=== Problem to work on ===
Output the exact lines that start at the one containing "Extract the structured" and continue to the last line of the entries below; do not output pictures.

=== Component data from apps and pages ===
- - - -

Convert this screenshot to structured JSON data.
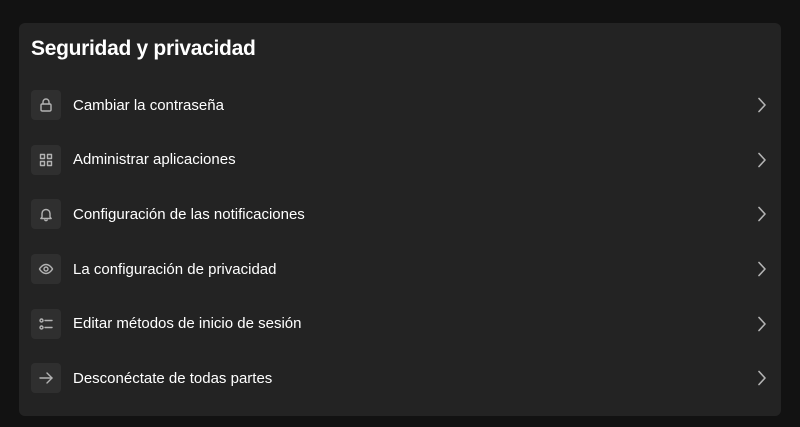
{
  "section": {
    "title": "Seguridad y privacidad"
  },
  "items": [
    {
      "label": "Cambiar la contraseña",
      "icon": "lock-icon"
    },
    {
      "label": "Administrar aplicaciones",
      "icon": "apps-grid-icon"
    },
    {
      "label": "Configuración de las notificaciones",
      "icon": "bell-icon"
    },
    {
      "label": "La configuración de privacidad",
      "icon": "eye-icon"
    },
    {
      "label": "Editar métodos de inicio de sesión",
      "icon": "login-methods-icon"
    },
    {
      "label": "Desconéctate de todas partes",
      "icon": "arrow-right-icon"
    }
  ],
  "colors": {
    "page_background": "#121212",
    "card_background": "#232323",
    "icon_tile": "#2f2f2f",
    "text": "#ffffff",
    "icon": "#b3b3b3"
  }
}
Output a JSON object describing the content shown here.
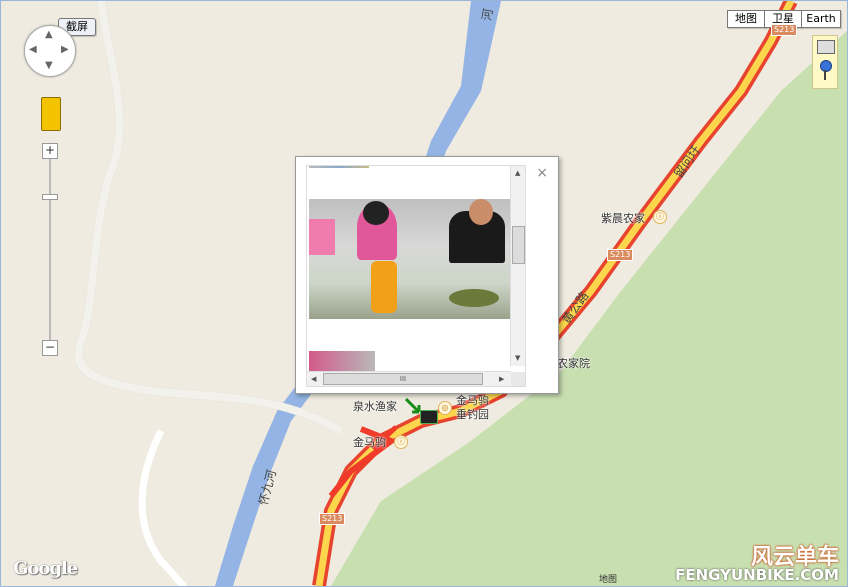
{
  "map_type_buttons": [
    "地图",
    "卫星",
    "Earth"
  ],
  "fullscreen_label": "截屏",
  "zoom": {
    "plus": "+",
    "minus": "−"
  },
  "places": {
    "zichen": "紫晨农家",
    "nongjiayuan": "农家院",
    "quanshui": "泉水渔家",
    "jinmaju": "金马驹",
    "jinmaju_yard": "金马驹\n垂钓园"
  },
  "roads": {
    "ding_road": "留问圩",
    "huang_road": "黄公路",
    "s213": "S213",
    "river_upper": "河",
    "river_lower": "怀九河"
  },
  "popup": {
    "close": "×",
    "scroll_grip": "III"
  },
  "branding": {
    "google": "Google",
    "watermark_cn": "风云单车",
    "watermark_en": "FENGYUNBIKE.COM",
    "attribution": "地图"
  },
  "colors": {
    "road_red": "#e8432e",
    "road_yellow": "#fbd54b",
    "river": "#93b4e4",
    "park": "#c8dfb0"
  }
}
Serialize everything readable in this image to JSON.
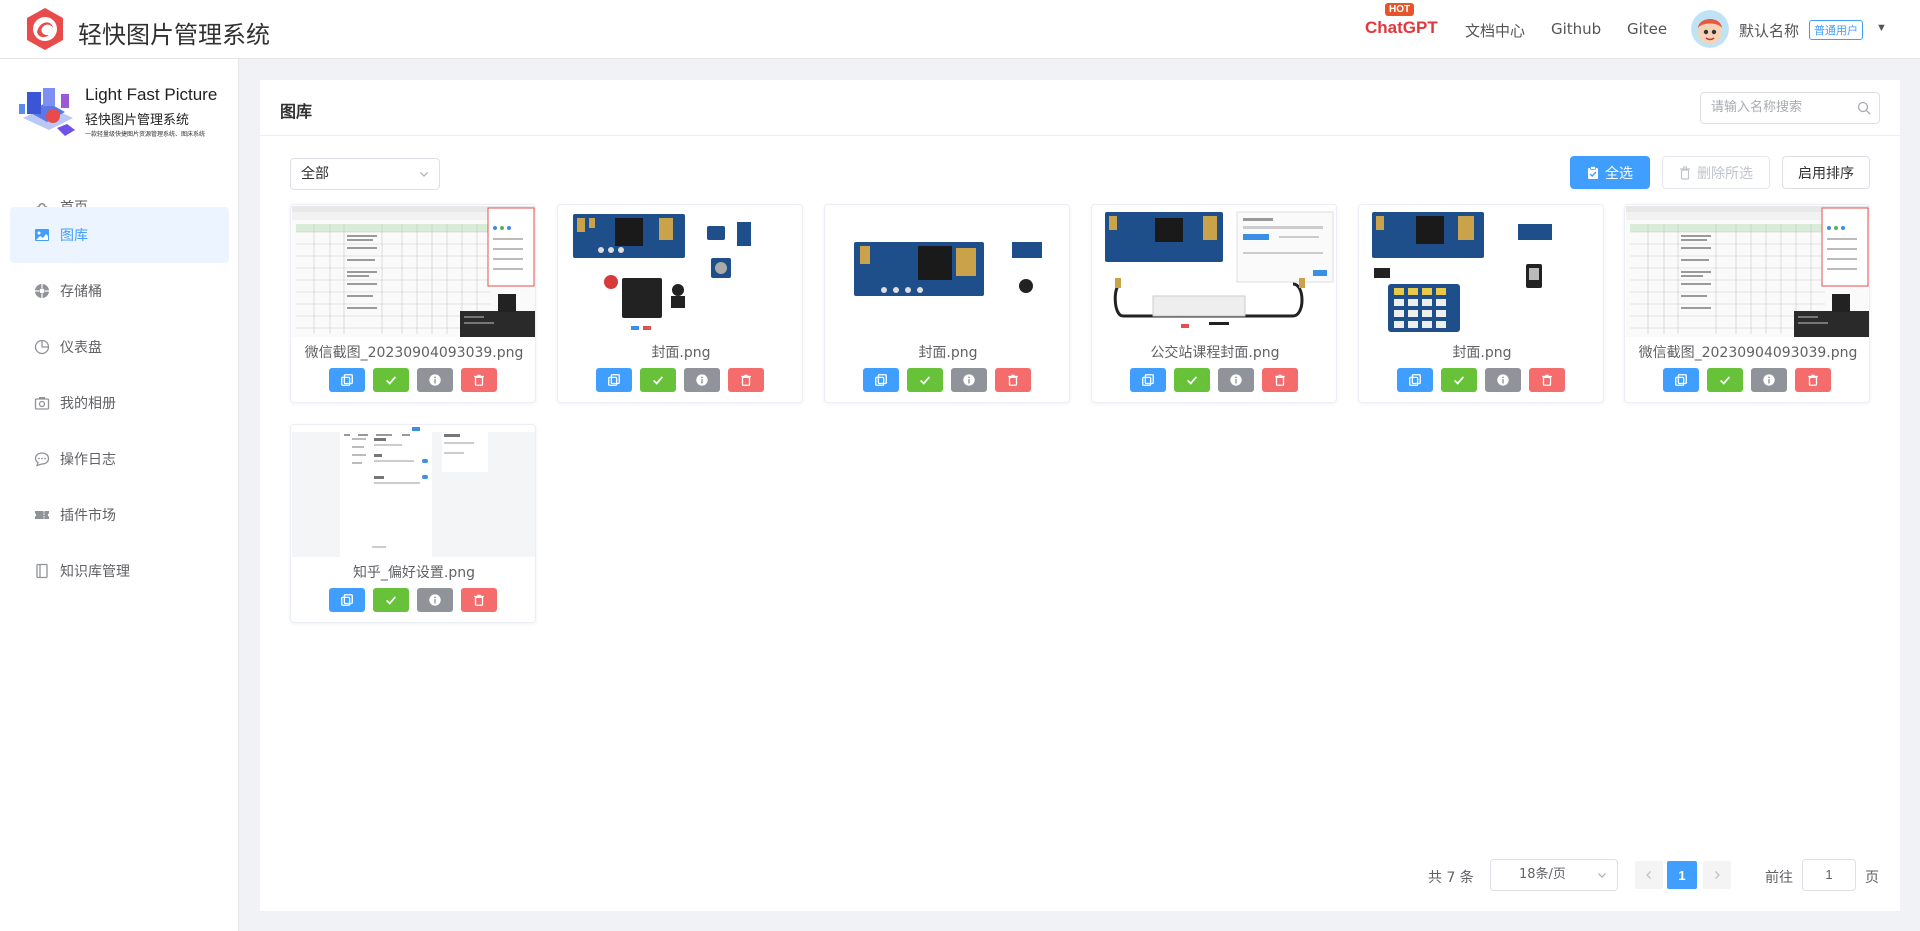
{
  "header": {
    "app_title": "轻快图片管理系统",
    "hot_badge": "HOT",
    "chatgpt": "ChatGPT",
    "nav_docs": "文档中心",
    "nav_github": "Github",
    "nav_gitee": "Gitee",
    "username": "默认名称",
    "user_role": "普通用户"
  },
  "sidebar": {
    "logo_title": "Light Fast Picture",
    "logo_subtitle": "轻快图片管理系统",
    "logo_tagline": "一款轻量级快捷图片资源管理系统、图床系统",
    "items": [
      {
        "label": "首页",
        "icon": "cloud-upload-icon"
      },
      {
        "label": "图库",
        "icon": "image-icon",
        "active": true
      },
      {
        "label": "存储桶",
        "icon": "bucket-icon"
      },
      {
        "label": "仪表盘",
        "icon": "pie-chart-icon"
      },
      {
        "label": "我的相册",
        "icon": "camera-icon"
      },
      {
        "label": "操作日志",
        "icon": "chat-icon"
      },
      {
        "label": "插件市场",
        "icon": "ticket-icon"
      },
      {
        "label": "知识库管理",
        "icon": "notebook-icon"
      }
    ]
  },
  "main": {
    "title": "图库",
    "search_placeholder": "请输入名称搜索",
    "filter_value": "全部",
    "select_all": "全选",
    "delete_selected": "删除所选",
    "enable_sort": "启用排序",
    "cards": [
      {
        "name": "微信截图_20230904093039.png",
        "thumb": "spreadsheet"
      },
      {
        "name": "封面.png",
        "thumb": "board-a"
      },
      {
        "name": "封面.png",
        "thumb": "board-b"
      },
      {
        "name": "公交站课程封面.png",
        "thumb": "board-c"
      },
      {
        "name": "封面.png",
        "thumb": "board-d"
      },
      {
        "name": "微信截图_20230904093039.png",
        "thumb": "spreadsheet"
      },
      {
        "name": "知乎_偏好设置.png",
        "thumb": "settings"
      }
    ]
  },
  "pagination": {
    "total": "共 7 条",
    "page_size": "18条/页",
    "current_page": "1",
    "goto_label": "前往",
    "goto_value": "1",
    "page_suffix": "页"
  },
  "colors": {
    "primary": "#409eff",
    "success": "#67c23a",
    "info": "#909399",
    "danger": "#f56c6c",
    "chatgpt_red": "#e2373f"
  }
}
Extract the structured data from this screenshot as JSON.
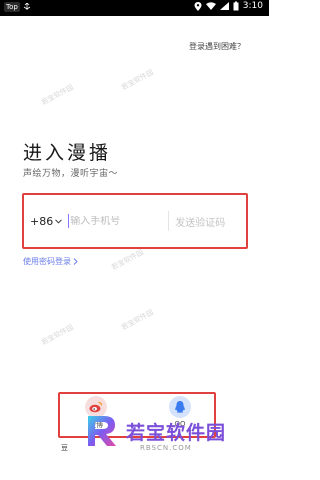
{
  "status_bar": {
    "app_badge": "Top",
    "time": "3:10"
  },
  "help_link": "登录遇到困难？",
  "title": "进入漫播",
  "subtitle": "声绘万物，漫听宇宙～",
  "phone": {
    "country_code": "+86",
    "placeholder": "输入手机号",
    "code_button": "发送验证码"
  },
  "password_login": "使用密码登录",
  "social": [
    {
      "label": "微博",
      "icon": "weibo-icon",
      "color": "#e0413f"
    },
    {
      "label": "QQ",
      "icon": "qq-icon",
      "color": "#3b7bf0"
    }
  ],
  "agreement_prefix": "豆",
  "watermark": "若宝软件园",
  "brand": {
    "name": "若宝软件园",
    "url": "RBSCN.COM"
  },
  "colors": {
    "highlight_border": "#e0413f",
    "link": "#6b7de8",
    "brand": "#7b4fd9"
  }
}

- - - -

=== Your solution ===
Extract the structured data from this screenshot as JSON.
{
  "status_bar": {
    "app_badge": "Top",
    "time": "3:10"
  },
  "help_link": "登录遇到困难？",
  "title": "进入漫播",
  "subtitle": "声绘万物，漫听宇宙～",
  "phone": {
    "country_code": "+86",
    "placeholder": "输入手机号",
    "code_button": "发送验证码"
  },
  "password_login": "使用密码登录",
  "social": [
    {
      "label": "微博",
      "icon": "weibo-icon",
      "color": "#e0413f"
    },
    {
      "label": "QQ",
      "icon": "qq-icon",
      "color": "#3b7bf0"
    }
  ],
  "agreement_prefix": "豆",
  "watermark": "若宝软件园",
  "brand": {
    "name": "若宝软件园",
    "url": "RBSCN.COM"
  },
  "colors": {
    "highlight_border": "#e0413f",
    "link": "#6b7de8",
    "brand": "#7b4fd9"
  }
}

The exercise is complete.